Authorities said a gang known as the Dragon Family had been operating illegal gaming machines at Eden Center. Nguyen and other merchants said they had not heard of the gang.

“[Gene] didn’t just sit around,” said Due H. Tran, who as the chamber’s lawyer defended some of the people arrested during the raid. “He cares about civil rights. He went through the same obstacles that many people face in this socially and economically challenged environment where he went from nothing to riches. And he didn’t just stop there. While he was climbing the ladder, he turns around and he says, ‘How can I help the next family?’ ”

Some Vietnamese business leaders also credit Nguyen with helping fellow immigrants establish their own businesses in the region.

“If you need advice or you need support in some way, you can always go to him,” said Thai Nguyen, an Annandale resident who owns an immigration consulting business in Falls Church. “We got a leader, somebody who is going to stand up and say: ‘Please be fair to everybody.’ ”

An American name

As a young boy, Nguyen strived to assimilate into his new country. After he arrived in the United States, a friendly seventh- grade classmate suggested “American” names.

“She told me, ‘You want to fit in? You have to have an American name,’ ” Nguyen recalled. John and Michael were too common, Nguyen thought. So he picked Gene.

From that moment, he was Gene to Americans and Binh to Vietnamese. The new name opened doors to mainstream America, he said.

A bullet scar on his left leg, though, was always a reminder of his roots, he said.

Nguyen was 2 when his father was killed fighting the communist takeover of South Vietnam. His mother made several attempts to send her two children out of the country, and during one of those attempts, Nguyen was shot in the leg. He was 8.

A few months later, his mother sold everything the family had, including her wedding band, and took Nguyen and his older sister on a boat trip out of My-Tho, their hometown in southern Vietnam.

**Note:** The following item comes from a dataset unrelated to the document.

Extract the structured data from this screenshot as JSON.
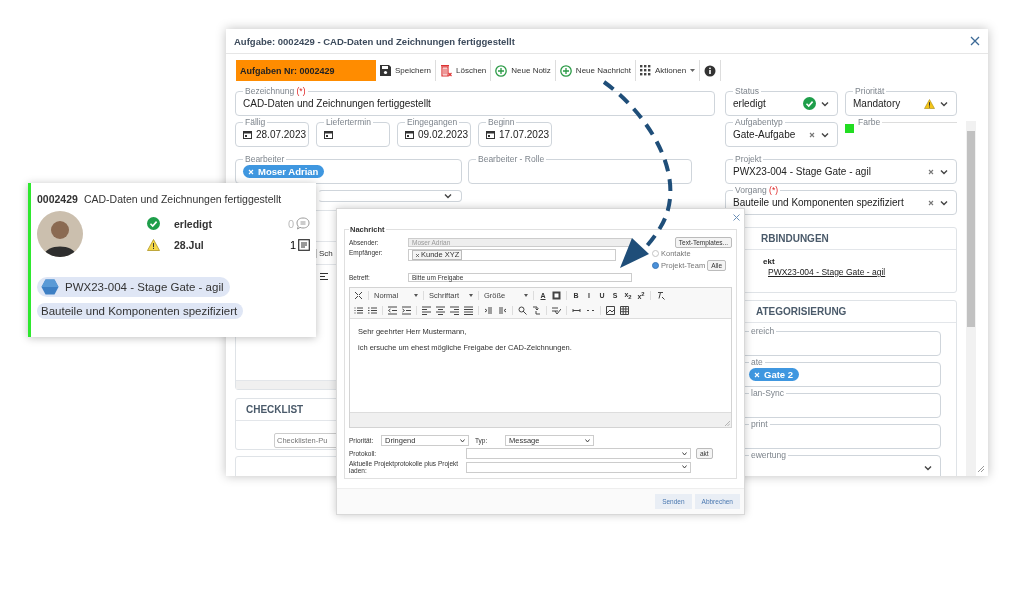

“We stayed together, trying to survive,” he said, recalling their rescue at sea and three years at the Galang refu­gee camp in Indonesia.

“When we came to America, we ended up in one of the poorest neighborhoods. I was in central L.A. watching the gangs go by everyday. . . . We fought poverty,” he said. “I was very disappointed because that’s not the America that I had in my mind.”

His mother, Tu Nguyen, a teacher and dentist in Vietnam, found work in the booming nail industry in California. She opened a nail shop, where her children helped.

“I was thinking about keeping them busy at the shop so I didn’t have to worry about them,” she said.

When the nail industry got competitive in Los Angeles, the family sought new opportunities in Virginia. The young Nguyen helped establish Nails for You, a nail salon and academy that was originally in Alexandria and now is in Falls Church.

At its peak, from 1993 to 2000, the academy had two locations and as many as 200 students, Nguyen said. He became an advocate for government regulation of the industry and was among the first licensed nail technicians in Virginia.

It was at the academy that he met his wife, Tina, Nguyen said, recalling his experience as a nail technician as a blessing and an opportunity to help other immigrants.

“We tried to make it, live the American dream, build it up slowly,” said Nguyen, who lives in Annandale with his wife and three children. “I am proud to be an American and in my heart I will never forget who I am. I am Vietnamese. That’s where I came from.”